One potential area of concern for the industry is probably that while the initial standards were established against a Class A fire, which is one where general cargo is ignited (either by a lithium battery or by some other source), there is a general recognition that shipments involving multiple batteries are very common. There are of course multiple variations here, the quantity and type of batteries, the state of charge, the location inside the pallet, so the establishment of a standard could prove extremely challenging. However, what has been established in recent months through a number of ad hoc tests run by different OEMs with multiple (>1000 batteries) is that at least some current FCC designs are fully capable of handling this more challenging containment requirement which is encouraging.
There will probably be a need for another article on the subject in the not too distant future as things develop and ULD CARE will do its best to keep our members and readers informed on this very challenging and fast changing subject but in the meantime, we leave our readers with 3 thoughts:
The first is that FCC/FRC may well not be the total solution, and to expect that much from them is probably expecting too much, the deployment of FCC/FRC as method of mitigating the risk of lithium battery fires is as one part of a multistage approach, that starts with DG regulations and finishes with the aircraft, with the ULD in the middle.
The second is that given the evidence that any Lithium battery fire presents a very considerable risk to the aircraft, and given that such a fire may just as easily be triggered by any kind of fire in the same compartment, there is as much need to prevent a non Lithium battery fire spreading to and igniting a shipment of Lithium batteries as there is a need to prevent a fire originating in a Lithium battery from spreading to other batteries or cargo.

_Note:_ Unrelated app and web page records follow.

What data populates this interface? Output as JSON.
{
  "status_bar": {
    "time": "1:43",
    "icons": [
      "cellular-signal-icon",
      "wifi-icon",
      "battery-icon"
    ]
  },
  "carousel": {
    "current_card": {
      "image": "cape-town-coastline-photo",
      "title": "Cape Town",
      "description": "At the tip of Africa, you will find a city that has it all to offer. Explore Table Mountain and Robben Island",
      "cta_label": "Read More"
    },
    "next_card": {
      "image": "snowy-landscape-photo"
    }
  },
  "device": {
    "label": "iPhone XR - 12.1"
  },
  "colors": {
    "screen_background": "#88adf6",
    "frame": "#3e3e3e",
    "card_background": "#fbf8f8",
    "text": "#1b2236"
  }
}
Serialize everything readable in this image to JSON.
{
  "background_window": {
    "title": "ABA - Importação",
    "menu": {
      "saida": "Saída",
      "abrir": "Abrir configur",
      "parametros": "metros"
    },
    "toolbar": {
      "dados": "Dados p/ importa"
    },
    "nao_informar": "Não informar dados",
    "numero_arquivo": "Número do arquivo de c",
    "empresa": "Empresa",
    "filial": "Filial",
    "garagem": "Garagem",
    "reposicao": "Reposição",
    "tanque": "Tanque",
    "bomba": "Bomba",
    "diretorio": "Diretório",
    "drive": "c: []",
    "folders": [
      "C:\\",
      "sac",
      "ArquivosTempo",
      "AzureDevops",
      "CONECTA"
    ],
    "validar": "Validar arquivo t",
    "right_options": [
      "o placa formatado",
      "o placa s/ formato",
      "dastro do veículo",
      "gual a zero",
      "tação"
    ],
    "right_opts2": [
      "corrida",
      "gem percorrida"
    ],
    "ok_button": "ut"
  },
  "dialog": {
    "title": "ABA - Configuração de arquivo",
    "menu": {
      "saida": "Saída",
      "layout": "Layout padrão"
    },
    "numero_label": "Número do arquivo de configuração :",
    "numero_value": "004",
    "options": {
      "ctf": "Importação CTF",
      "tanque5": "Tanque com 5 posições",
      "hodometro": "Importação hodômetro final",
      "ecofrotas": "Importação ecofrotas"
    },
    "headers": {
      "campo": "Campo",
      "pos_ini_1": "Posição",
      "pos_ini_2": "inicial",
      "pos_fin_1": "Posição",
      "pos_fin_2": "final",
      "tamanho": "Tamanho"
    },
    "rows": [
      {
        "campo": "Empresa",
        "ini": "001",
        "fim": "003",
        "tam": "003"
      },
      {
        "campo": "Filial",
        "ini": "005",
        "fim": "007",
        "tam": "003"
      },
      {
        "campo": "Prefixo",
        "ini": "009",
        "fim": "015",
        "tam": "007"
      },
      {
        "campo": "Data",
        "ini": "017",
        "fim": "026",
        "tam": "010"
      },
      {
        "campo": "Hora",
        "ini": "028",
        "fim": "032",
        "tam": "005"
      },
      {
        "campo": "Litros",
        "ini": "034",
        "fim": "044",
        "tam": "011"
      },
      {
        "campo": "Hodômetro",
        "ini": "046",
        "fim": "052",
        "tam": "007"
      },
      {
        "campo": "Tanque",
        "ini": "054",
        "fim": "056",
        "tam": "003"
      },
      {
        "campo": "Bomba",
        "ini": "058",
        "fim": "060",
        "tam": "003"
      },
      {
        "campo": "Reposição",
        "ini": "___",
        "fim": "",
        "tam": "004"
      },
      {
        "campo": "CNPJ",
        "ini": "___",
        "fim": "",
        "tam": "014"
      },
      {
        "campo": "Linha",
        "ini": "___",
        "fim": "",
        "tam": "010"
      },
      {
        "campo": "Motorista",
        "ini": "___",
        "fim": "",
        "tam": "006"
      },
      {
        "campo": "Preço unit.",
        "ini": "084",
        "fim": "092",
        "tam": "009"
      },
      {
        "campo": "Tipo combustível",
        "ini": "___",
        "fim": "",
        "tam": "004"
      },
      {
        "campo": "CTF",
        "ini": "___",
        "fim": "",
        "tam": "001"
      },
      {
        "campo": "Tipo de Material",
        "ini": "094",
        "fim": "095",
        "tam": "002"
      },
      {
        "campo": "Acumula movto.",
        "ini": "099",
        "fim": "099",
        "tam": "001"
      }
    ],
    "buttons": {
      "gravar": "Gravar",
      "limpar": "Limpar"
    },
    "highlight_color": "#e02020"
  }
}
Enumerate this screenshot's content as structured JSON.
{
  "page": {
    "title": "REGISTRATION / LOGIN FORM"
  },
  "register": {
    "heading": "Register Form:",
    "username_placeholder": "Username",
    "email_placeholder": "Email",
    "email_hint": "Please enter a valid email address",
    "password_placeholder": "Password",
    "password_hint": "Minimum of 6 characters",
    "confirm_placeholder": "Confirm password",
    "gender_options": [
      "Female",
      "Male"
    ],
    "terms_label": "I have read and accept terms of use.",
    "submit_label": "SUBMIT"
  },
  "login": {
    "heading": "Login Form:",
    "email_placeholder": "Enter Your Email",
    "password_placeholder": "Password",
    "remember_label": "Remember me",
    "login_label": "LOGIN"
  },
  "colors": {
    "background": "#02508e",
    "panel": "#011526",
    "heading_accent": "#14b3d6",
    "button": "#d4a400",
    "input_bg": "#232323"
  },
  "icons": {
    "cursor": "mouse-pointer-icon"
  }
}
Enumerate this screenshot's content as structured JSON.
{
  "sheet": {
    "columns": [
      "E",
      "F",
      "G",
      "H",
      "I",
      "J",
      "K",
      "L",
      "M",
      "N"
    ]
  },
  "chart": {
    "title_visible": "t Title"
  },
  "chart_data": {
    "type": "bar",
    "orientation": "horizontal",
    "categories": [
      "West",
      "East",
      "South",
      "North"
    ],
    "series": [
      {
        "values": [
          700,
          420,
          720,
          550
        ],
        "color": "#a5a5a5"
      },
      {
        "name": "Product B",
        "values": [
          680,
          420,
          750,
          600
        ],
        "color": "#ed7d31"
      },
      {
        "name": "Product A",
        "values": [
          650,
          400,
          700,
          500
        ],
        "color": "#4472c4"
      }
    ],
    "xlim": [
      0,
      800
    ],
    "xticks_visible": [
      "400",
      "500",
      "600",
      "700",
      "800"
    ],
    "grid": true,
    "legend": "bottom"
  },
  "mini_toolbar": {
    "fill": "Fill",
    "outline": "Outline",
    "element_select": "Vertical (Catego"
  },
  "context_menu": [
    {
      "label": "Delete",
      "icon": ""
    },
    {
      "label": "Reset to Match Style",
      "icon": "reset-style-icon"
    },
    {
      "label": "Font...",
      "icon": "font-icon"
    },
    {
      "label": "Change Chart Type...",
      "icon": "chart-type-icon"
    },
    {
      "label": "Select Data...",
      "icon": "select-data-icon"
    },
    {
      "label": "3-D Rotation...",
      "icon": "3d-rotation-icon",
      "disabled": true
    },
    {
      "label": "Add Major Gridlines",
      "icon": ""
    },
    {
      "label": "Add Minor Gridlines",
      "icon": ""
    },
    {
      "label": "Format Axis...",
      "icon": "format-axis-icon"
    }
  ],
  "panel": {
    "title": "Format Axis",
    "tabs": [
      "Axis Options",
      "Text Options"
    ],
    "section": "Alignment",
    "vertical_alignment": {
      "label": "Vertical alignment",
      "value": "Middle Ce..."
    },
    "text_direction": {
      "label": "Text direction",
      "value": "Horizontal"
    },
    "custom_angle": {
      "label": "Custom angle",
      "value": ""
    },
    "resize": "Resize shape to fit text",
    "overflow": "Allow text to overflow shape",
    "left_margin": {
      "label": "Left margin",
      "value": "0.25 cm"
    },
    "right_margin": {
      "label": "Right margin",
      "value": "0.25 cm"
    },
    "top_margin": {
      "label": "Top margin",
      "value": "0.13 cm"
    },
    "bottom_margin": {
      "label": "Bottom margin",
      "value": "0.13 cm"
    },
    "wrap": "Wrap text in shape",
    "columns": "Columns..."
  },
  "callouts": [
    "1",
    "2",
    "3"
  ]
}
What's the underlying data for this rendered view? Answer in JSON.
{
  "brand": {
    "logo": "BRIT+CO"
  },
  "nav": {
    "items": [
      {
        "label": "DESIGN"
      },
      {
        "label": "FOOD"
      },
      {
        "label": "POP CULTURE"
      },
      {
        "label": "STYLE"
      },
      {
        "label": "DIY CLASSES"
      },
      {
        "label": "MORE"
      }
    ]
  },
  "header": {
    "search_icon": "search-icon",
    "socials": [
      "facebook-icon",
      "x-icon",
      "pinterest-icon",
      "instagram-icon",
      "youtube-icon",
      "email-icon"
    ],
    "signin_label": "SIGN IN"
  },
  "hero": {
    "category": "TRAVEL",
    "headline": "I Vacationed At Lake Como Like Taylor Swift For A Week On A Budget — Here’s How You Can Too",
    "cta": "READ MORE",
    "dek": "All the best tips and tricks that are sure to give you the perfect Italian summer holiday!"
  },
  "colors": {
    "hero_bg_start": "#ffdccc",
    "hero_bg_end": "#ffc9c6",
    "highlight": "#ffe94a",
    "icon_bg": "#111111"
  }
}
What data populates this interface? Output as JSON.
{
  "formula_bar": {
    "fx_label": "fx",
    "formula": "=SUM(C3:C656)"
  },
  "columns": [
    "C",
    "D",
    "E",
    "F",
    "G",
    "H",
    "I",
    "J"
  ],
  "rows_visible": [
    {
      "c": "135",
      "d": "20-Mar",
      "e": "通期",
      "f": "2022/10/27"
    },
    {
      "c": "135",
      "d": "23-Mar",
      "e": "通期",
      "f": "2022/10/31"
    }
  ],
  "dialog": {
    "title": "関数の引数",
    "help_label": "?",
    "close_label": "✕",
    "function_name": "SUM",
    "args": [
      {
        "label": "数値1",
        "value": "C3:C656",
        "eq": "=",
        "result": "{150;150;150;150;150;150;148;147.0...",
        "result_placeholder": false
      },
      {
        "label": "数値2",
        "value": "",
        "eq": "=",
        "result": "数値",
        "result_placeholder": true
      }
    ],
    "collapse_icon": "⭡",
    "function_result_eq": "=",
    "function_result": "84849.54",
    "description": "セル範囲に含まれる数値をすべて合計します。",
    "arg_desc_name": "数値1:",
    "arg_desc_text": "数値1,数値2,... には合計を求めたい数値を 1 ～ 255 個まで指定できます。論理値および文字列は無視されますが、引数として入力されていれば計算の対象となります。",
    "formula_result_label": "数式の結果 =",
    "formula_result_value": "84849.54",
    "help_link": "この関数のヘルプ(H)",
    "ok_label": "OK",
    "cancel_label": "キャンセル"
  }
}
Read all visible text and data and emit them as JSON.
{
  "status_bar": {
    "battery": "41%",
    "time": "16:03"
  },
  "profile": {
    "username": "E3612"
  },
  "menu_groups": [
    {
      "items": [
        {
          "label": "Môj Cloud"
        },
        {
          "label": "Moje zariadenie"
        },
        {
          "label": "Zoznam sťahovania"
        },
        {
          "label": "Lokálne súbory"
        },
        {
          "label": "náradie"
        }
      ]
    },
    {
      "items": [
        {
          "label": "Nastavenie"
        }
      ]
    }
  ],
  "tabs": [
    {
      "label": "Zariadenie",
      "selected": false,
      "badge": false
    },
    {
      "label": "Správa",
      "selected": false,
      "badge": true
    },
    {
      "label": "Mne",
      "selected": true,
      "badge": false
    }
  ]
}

The third is that it would seem that airlines may need to move from viewing this as a choice whether to adopt the use of FCC/FRC and instead of seeing it as a choice between what level of protection they are comfortable with and how soon they wish to implement that protection.